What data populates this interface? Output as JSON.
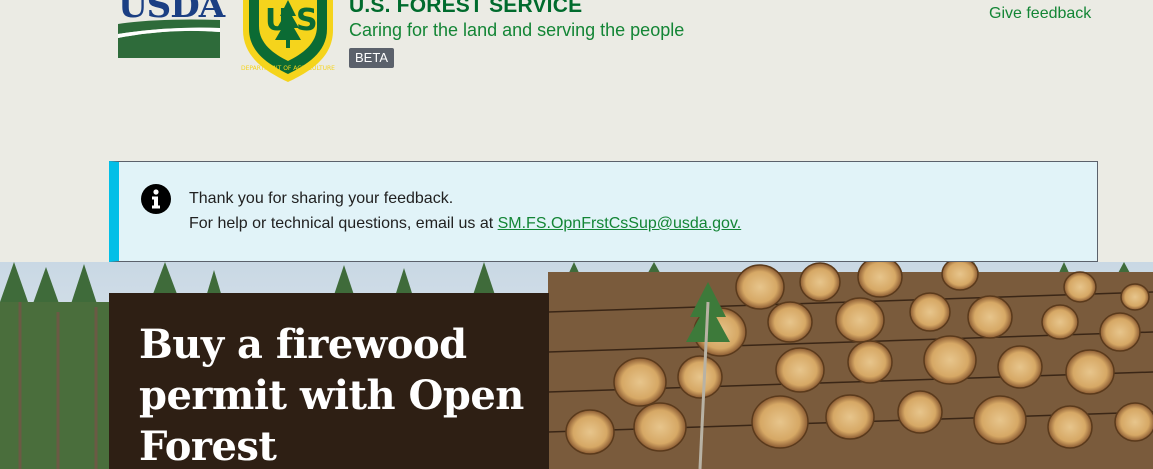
{
  "header": {
    "usda_logo_text": "USDA",
    "shield_text": "U S",
    "shield_ring_text": "DEPARTMENT OF AGRICULTURE",
    "agency_name": "U.S. FOREST SERVICE",
    "tagline": "Caring for the land and serving the people",
    "beta_label": "BETA",
    "give_feedback_label": "Give feedback"
  },
  "alert": {
    "icon": "info-icon",
    "message": "Thank you for sharing your feedback.",
    "help_prefix": "For help or technical questions, email us at ",
    "email": "SM.FS.OpnFrstCsSup@usda.gov."
  },
  "hero": {
    "title": "Buy a firewood permit with Open Forest",
    "image": "forest-and-log-pile-photo"
  },
  "colors": {
    "page_bg": "#ebebe4",
    "forest_green": "#006b2d",
    "link_green": "#138535",
    "alert_bg": "#e1f3f8",
    "alert_accent": "#02bfe7",
    "hero_card_bg": "#2e1f14",
    "usda_blue": "#1b3f83"
  }
}
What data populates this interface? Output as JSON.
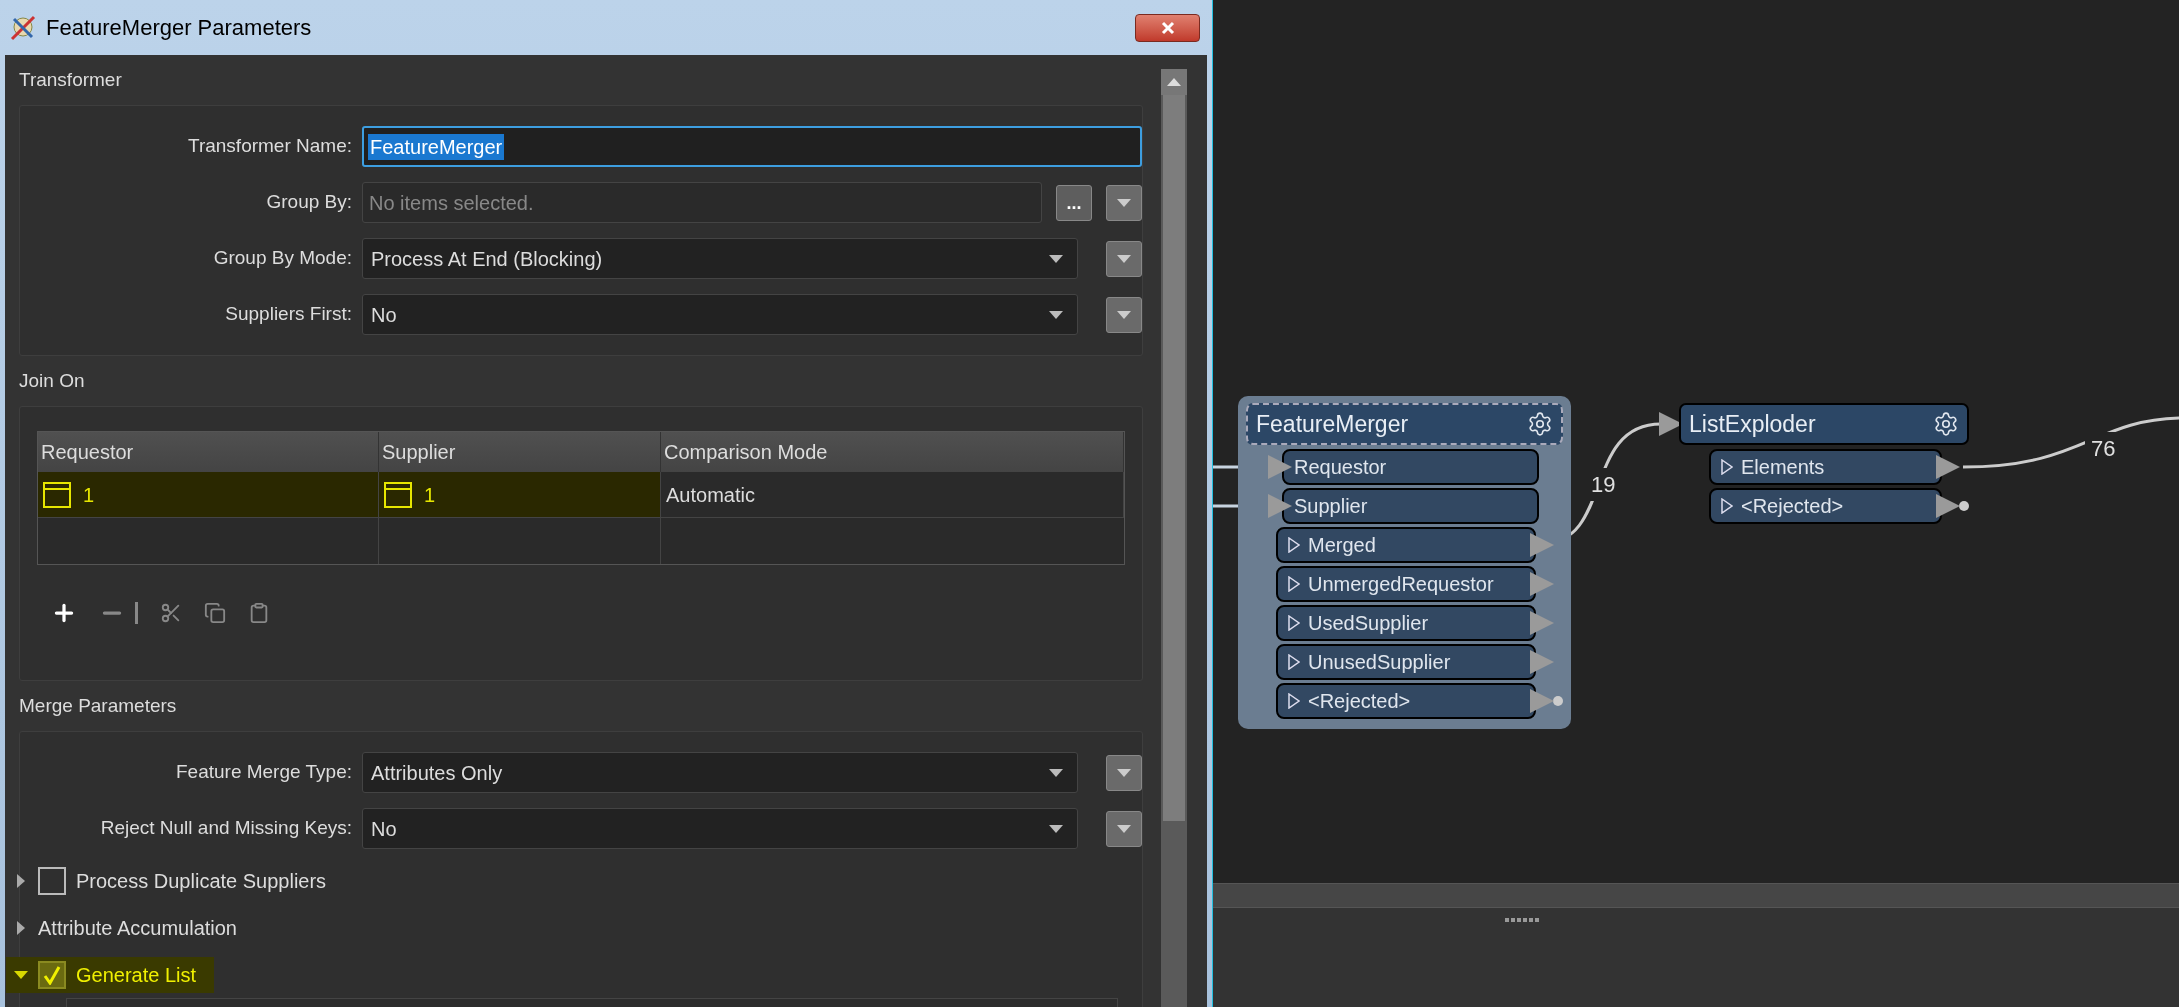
{
  "window": {
    "title": "FeatureMerger Parameters"
  },
  "sections": [
    {
      "title": "Transformer",
      "fields": [
        {
          "kind": "text",
          "label": "Transformer Name:",
          "value": "FeatureMerger",
          "focused": true
        },
        {
          "kind": "list",
          "label": "Group By:",
          "placeholder": "No items selected.",
          "button": "..."
        },
        {
          "kind": "select",
          "label": "Group By Mode:",
          "value": "Process At End (Blocking)"
        },
        {
          "kind": "select",
          "label": "Suppliers First:",
          "value": "No"
        }
      ]
    },
    {
      "title": "Join On",
      "table": {
        "columns": [
          "Requestor",
          "Supplier",
          "Comparison Mode"
        ],
        "rows": [
          {
            "cells": [
              "1",
              "1",
              "Automatic"
            ],
            "highlighted": true
          }
        ]
      }
    },
    {
      "title": "Merge Parameters",
      "fields": [
        {
          "kind": "select",
          "label": "Feature Merge Type:",
          "value": "Attributes Only"
        },
        {
          "kind": "select",
          "label": "Reject Null and Missing Keys:",
          "value": "No"
        }
      ],
      "groups": [
        {
          "kind": "checkbox",
          "label": "Process Duplicate Suppliers",
          "expanded": false,
          "checked": false,
          "highlighted": false
        },
        {
          "kind": "plain",
          "label": "Attribute Accumulation",
          "expanded": false,
          "highlighted": false
        },
        {
          "kind": "checkbox",
          "label": "Generate List",
          "expanded": true,
          "checked": true,
          "highlighted": true
        }
      ]
    }
  ],
  "canvas": {
    "nodes": [
      {
        "title": "FeatureMerger",
        "selected": true,
        "inputs": [
          "Requestor",
          "Supplier"
        ],
        "outputs": [
          "Merged",
          "UnmergedRequestor",
          "UsedSupplier",
          "UnusedSupplier",
          "<Rejected>"
        ]
      },
      {
        "title": "ListExploder",
        "selected": false,
        "outputs": [
          "Elements",
          "<Rejected>"
        ]
      }
    ],
    "connections": [
      {
        "label": "19"
      },
      {
        "label": "76"
      }
    ]
  }
}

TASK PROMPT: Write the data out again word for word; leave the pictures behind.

SOLUTION FOR THIS EXERCISE:
What data populates this interface? Output as JSON.
{
  "header": {
    "usda_logo_text": "USDA",
    "shield_text": "U S",
    "shield_ring_text": "DEPARTMENT OF AGRICULTURE",
    "agency_name": "U.S. FOREST SERVICE",
    "tagline": "Caring for the land and serving the people",
    "beta_label": "BETA",
    "give_feedback_label": "Give feedback"
  },
  "alert": {
    "icon": "info-icon",
    "message": "Thank you for sharing your feedback.",
    "help_prefix": "For help or technical questions, email us at ",
    "email": "SM.FS.OpnFrstCsSup@usda.gov."
  },
  "hero": {
    "title": "Buy a firewood permit with Open Forest",
    "image": "forest-and-log-pile-photo"
  },
  "colors": {
    "page_bg": "#ebebe4",
    "forest_green": "#006b2d",
    "link_green": "#138535",
    "alert_bg": "#e1f3f8",
    "alert_accent": "#02bfe7",
    "hero_card_bg": "#2e1f14",
    "usda_blue": "#1b3f83"
  }
}
What data populates this interface? Output as JSON.
{
  "window": {
    "title": "FeatureMerger Parameters"
  },
  "sections": [
    {
      "title": "Transformer",
      "fields": [
        {
          "kind": "text",
          "label": "Transformer Name:",
          "value": "FeatureMerger",
          "focused": true
        },
        {
          "kind": "list",
          "label": "Group By:",
          "placeholder": "No items selected.",
          "button": "..."
        },
        {
          "kind": "select",
          "label": "Group By Mode:",
          "value": "Process At End (Blocking)"
        },
        {
          "kind": "select",
          "label": "Suppliers First:",
          "value": "No"
        }
      ]
    },
    {
      "title": "Join On",
      "table": {
        "columns": [
          "Requestor",
          "Supplier",
          "Comparison Mode"
        ],
        "rows": [
          {
            "cells": [
              "1",
              "1",
              "Automatic"
            ],
            "highlighted": true
          }
        ]
      }
    },
    {
      "title": "Merge Parameters",
      "fields": [
        {
          "kind": "select",
          "label": "Feature Merge Type:",
          "value": "Attributes Only"
        },
        {
          "kind": "select",
          "label": "Reject Null and Missing Keys:",
          "value": "No"
        }
      ],
      "groups": [
        {
          "kind": "checkbox",
          "label": "Process Duplicate Suppliers",
          "expanded": false,
          "checked": false,
          "highlighted": false
        },
        {
          "kind": "plain",
          "label": "Attribute Accumulation",
          "expanded": false,
          "highlighted": false
        },
        {
          "kind": "checkbox",
          "label": "Generate List",
          "expanded": true,
          "checked": true,
          "highlighted": true
        }
      ]
    }
  ],
  "canvas": {
    "nodes": [
      {
        "title": "FeatureMerger",
        "selected": true,
        "inputs": [
          "Requestor",
          "Supplier"
        ],
        "outputs": [
          "Merged",
          "UnmergedRequestor",
          "UsedSupplier",
          "UnusedSupplier",
          "<Rejected>"
        ]
      },
      {
        "title": "ListExploder",
        "selected": false,
        "outputs": [
          "Elements",
          "<Rejected>"
        ]
      }
    ],
    "connections": [
      {
        "label": "19"
      },
      {
        "label": "76"
      }
    ]
  }
}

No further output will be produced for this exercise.